While writing “Lonesome Dove,” a tale of a cattle drive in the 1870s, he kept one typewriter in his hometown of Archer City, Texas, and the other in Washington, D.C. The 80-year-old now splits his time between Tucson, Arizona, and Archer City.
Court tosses murder case after Heston rant
PHILADELPHIA — A Philadelphia judge’s clash with the late actor Charlton Heston has indirectly led a U.S. appeals court to overturn a murder conviction.
The victim’s family had created a blog during the 1998 trial that quoted Heston, of “Ben-Hur” and “The Ten Commandments” fame, calling Judge Lisa Richette soft on crime. Heston had called her by the nickname “Let ‘em Loose Lisa” during a National Rifle Association speech that year in Philadelphia.
The blog prompted Richette to call the victim’s family to her chambers, with the prosecutor and defense lawyer but not the defendant on hand. She suggested that victim Mark Gibson’s family had slandered her, but then assured them she would try the case fairly.
She ultimately found defendant Paul McKernan guilty of first-degree murder and sent him to prison for life. McKernan had claimed self-defense in the baseball bat death.
In appeals over two decades, he argued that Richette had bent over backward to appease the Gibson family.

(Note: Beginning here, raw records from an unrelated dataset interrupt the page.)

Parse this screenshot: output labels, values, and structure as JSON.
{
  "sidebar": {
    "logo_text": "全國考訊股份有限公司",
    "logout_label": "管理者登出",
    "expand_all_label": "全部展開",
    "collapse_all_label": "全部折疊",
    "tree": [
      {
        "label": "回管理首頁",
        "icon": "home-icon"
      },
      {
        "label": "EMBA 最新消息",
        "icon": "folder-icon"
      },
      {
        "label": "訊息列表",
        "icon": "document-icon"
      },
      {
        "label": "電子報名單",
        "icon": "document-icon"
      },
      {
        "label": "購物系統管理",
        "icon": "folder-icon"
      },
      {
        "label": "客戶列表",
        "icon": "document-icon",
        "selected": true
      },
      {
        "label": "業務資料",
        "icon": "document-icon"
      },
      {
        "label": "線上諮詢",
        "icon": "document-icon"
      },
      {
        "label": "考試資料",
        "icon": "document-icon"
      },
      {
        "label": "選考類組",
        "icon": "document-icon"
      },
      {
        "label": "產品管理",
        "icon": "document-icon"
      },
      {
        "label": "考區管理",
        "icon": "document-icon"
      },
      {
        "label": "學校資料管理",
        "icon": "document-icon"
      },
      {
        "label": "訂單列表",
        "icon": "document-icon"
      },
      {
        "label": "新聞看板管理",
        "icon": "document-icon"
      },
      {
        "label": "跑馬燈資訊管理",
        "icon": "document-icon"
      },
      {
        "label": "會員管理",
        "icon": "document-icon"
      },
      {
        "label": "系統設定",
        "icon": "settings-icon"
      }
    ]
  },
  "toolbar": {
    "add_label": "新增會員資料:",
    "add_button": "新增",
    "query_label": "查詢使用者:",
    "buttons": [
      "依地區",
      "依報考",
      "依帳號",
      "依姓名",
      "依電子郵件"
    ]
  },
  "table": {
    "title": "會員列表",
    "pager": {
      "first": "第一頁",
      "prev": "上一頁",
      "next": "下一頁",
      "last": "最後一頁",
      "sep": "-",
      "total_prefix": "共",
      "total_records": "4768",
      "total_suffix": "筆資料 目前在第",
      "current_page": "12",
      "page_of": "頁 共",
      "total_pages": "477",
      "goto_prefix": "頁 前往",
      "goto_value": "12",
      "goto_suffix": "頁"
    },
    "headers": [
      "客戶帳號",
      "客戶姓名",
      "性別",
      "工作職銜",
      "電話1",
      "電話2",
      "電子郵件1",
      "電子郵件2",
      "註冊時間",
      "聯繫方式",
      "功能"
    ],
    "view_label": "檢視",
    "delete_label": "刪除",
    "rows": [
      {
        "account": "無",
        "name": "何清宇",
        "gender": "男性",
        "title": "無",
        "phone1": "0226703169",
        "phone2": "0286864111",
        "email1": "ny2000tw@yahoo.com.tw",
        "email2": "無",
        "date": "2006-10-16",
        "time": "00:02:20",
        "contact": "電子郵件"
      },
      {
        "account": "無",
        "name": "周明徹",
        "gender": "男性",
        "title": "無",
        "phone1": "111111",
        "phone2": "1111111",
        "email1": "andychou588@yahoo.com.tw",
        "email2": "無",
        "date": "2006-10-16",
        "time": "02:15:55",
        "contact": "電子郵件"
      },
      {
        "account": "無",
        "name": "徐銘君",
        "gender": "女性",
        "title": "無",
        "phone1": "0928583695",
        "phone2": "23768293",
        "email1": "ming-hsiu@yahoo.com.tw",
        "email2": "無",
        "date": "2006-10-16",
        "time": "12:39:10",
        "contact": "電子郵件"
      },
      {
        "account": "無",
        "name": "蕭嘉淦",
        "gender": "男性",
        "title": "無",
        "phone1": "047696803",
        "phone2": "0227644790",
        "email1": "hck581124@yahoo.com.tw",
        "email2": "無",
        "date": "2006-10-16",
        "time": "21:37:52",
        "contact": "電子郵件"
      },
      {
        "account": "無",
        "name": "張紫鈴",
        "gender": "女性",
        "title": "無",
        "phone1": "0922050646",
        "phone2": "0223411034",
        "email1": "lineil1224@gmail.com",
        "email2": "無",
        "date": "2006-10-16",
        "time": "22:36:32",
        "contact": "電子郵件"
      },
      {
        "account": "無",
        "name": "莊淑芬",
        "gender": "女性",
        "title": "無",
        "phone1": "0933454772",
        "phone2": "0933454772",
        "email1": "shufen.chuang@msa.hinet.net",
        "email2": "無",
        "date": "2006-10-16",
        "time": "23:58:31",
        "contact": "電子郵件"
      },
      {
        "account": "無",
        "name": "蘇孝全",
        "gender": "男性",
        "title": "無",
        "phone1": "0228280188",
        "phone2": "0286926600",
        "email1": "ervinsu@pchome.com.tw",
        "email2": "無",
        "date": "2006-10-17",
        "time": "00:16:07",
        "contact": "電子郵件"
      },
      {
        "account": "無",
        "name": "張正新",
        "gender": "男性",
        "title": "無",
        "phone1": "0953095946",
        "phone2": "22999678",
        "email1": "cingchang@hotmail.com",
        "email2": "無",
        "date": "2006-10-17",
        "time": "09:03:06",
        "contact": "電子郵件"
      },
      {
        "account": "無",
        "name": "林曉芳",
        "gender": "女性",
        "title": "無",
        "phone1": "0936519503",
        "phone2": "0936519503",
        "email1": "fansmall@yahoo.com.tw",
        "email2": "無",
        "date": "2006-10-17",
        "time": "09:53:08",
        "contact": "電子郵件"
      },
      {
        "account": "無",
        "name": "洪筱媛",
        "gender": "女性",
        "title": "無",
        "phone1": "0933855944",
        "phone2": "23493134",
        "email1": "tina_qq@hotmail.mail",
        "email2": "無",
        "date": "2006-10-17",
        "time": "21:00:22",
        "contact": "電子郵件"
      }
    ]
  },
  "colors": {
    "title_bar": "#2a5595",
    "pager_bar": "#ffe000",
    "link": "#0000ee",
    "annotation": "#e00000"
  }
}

The 3rd U.S. Circuit Court last week called the late judge’s back-room conversation inappropriate and found the defense lawyer ineffective.
“Judge Richette’s actions would have caused any competent attorney to seek recusal immediately,” Circuit Judge Jane R. Roth wrote in a unanimous three-judge opinion.
Defense lawyer W. Fred Harrison Jr. did not immediately return a call for comment Thursday.
McKernan, after serving 20 years in prison, will be released unless the Philadelphia District Attorney decides to retry him. The case remains under review, a district attorney’s spokesman said.
“Our client is relieved that that the court after nearly 20 years recognizes that he did not receive a fair trial,” lawyer Maria Pulzetti of the Federal Community Defender Office, who handled the appeal, told The Philadelphia Inquirer.
Richette, who was considered flamboyant, a bit eccentric and something of a bleeding heart, died in 2007. She had attended Yale Law School and was the author of a well-regarded 1969 book on the juvenile justice system called “The Throwaway Children.”